- diffuse horizontal irradiance (DHI): illumination scattered by the sky and other objects.
The combination of DNI and DHI yields the global horizontal irradiance (GHI), for the total illumination incident on a horizontal surface. These three irradiances are measured at ground stations equipped with pyrheliometers and pyranometers, and are necessary to study the amount of solar radiation available at a location. However, measurements of each irradiance is not available in every station due to instrumentation and maintenance costs. This is especially true of DNI measurements which require a tracker to follow the sun. Consequently, most stations measure only a subset of irradiances, most typically GHI, and therefore models must be developed to provide estimates for the missing measurements. These models can also fill in missing data in incomplete data sets (e.g. instrumentation failure or during a maintenance period), or be applied to satellite data which usually outputs an estimate for GHI only.

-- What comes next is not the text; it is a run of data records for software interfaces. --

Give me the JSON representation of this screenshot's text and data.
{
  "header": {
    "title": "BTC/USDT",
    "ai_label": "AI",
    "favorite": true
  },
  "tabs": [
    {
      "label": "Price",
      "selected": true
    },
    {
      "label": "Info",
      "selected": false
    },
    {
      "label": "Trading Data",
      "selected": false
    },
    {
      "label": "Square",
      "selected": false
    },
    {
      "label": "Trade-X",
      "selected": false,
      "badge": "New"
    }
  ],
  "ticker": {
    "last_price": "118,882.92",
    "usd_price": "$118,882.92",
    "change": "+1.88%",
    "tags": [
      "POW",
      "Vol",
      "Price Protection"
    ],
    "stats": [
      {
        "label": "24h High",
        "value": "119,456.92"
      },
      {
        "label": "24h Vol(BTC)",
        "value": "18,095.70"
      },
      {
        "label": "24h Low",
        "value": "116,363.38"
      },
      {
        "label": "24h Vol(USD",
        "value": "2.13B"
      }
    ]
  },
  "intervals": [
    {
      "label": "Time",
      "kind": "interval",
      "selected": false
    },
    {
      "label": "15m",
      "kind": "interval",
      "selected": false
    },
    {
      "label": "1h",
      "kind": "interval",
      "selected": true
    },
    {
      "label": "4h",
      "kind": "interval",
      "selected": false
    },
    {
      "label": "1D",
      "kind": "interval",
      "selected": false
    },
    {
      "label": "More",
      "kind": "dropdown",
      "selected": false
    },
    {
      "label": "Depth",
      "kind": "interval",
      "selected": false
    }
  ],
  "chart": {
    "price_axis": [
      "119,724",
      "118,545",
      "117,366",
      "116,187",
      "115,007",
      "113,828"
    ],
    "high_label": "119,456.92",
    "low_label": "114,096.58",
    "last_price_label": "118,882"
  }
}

Applying these models to full data sets from different locations around the world helps to identify factors of the model that work best for different environmental conditions and notify when biases may be introduced. Presently, four models — BRL, Reindl-Helbig, DISC, DIRINT — have been applied to four locations: Al-Hanakiyah, Saudi Arabia; Boulder, USA; Ma’an, Jordan; and Ottawa, Canada. Making these three irradiances available to a wider set of locations improves the ability to assess specific new sites for the deployment of future solar power plants.